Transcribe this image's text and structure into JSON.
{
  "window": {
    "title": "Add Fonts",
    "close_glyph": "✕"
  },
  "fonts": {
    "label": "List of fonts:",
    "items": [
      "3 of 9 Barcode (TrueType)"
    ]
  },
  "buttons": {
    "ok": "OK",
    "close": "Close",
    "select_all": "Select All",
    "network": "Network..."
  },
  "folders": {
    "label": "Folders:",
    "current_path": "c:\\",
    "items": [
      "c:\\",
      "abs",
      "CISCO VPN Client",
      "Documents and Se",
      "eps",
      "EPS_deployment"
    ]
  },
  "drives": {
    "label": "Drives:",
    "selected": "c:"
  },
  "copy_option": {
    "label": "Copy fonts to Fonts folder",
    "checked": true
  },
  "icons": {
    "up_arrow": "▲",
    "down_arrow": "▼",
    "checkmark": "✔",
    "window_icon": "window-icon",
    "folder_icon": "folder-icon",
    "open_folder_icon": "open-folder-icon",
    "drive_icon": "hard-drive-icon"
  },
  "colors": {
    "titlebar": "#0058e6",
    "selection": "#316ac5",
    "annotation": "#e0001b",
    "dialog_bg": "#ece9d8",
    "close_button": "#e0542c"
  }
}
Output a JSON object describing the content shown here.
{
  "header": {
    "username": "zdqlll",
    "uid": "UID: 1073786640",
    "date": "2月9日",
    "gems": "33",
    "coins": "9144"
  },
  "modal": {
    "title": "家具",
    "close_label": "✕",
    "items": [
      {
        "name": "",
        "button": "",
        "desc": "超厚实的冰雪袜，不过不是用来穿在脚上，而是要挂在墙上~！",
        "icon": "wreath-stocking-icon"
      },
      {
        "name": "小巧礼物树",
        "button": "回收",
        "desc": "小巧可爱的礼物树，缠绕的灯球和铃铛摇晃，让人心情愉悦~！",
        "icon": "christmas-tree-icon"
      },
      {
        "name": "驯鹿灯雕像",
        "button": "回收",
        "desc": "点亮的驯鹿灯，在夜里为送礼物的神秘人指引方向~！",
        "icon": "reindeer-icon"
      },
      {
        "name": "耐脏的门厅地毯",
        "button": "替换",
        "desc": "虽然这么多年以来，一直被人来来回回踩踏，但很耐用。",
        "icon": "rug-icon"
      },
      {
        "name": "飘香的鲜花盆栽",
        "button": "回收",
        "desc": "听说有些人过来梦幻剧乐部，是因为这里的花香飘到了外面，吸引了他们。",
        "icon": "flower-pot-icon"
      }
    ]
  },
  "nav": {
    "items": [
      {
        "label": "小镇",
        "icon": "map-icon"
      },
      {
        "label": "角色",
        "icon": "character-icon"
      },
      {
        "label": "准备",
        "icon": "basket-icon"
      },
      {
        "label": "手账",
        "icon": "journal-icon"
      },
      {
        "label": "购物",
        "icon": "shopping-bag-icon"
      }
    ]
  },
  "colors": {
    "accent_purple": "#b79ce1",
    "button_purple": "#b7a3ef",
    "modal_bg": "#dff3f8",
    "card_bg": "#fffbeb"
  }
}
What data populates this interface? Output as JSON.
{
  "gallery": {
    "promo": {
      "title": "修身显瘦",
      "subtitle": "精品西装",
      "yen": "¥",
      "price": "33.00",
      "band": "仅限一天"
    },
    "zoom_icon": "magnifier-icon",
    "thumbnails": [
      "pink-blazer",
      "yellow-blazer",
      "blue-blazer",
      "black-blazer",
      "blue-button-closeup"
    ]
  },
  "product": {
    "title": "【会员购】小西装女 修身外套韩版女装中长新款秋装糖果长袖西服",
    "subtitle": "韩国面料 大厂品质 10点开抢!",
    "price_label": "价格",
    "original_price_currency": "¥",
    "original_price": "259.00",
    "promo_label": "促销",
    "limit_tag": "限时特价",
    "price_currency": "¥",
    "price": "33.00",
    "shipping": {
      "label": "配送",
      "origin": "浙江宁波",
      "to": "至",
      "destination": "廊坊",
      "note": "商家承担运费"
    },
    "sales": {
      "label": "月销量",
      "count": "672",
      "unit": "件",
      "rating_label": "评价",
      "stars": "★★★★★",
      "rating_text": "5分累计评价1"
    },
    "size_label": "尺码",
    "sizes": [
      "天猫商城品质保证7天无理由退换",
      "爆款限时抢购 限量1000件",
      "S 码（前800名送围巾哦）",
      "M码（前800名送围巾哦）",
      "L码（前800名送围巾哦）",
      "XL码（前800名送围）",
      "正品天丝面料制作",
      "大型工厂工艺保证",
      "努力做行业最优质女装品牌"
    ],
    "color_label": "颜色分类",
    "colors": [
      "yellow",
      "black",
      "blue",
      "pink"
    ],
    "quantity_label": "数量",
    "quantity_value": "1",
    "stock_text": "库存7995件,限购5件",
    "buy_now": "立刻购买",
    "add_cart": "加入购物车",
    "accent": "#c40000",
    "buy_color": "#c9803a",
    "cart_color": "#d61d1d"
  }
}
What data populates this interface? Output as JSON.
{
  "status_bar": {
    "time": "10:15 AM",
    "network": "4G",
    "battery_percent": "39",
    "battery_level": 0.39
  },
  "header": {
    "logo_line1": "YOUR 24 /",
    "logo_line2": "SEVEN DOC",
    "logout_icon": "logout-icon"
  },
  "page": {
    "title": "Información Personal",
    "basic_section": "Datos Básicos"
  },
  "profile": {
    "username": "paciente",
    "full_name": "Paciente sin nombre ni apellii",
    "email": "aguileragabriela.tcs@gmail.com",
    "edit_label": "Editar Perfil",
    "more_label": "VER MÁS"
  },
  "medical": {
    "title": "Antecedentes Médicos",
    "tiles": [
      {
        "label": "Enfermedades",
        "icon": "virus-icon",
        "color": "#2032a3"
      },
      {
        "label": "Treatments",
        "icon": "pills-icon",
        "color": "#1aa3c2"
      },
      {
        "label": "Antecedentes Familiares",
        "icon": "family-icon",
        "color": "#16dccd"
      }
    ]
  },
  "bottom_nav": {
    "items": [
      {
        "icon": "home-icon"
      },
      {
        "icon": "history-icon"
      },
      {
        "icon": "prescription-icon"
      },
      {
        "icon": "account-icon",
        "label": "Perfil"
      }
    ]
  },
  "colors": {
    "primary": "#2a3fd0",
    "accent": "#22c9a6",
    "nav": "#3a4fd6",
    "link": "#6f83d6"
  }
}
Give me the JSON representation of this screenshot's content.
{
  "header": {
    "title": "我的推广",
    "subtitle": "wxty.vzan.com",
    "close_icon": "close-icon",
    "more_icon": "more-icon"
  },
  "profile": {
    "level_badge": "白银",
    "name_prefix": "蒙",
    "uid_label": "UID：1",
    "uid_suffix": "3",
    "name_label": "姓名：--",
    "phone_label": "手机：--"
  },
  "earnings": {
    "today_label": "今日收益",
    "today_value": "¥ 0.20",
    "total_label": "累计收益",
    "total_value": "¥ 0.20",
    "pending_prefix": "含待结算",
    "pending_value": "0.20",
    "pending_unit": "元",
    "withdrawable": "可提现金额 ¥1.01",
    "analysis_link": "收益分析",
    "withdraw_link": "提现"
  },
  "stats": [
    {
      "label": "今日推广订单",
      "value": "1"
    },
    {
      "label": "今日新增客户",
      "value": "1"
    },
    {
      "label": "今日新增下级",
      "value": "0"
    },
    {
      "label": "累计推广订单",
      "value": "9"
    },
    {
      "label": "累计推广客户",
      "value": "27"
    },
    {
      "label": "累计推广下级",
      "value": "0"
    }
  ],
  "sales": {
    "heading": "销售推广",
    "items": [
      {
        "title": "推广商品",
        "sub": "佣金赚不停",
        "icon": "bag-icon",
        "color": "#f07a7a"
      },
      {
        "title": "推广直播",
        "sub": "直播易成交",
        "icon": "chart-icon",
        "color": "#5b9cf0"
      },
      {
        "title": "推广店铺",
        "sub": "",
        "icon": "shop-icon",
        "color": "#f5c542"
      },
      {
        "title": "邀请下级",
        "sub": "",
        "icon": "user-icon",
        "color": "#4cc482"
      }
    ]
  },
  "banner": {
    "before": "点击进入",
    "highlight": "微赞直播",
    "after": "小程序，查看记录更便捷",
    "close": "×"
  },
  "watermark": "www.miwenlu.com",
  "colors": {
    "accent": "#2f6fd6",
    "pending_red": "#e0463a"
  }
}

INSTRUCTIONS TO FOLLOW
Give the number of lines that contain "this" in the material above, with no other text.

YOUR RESPONSE
4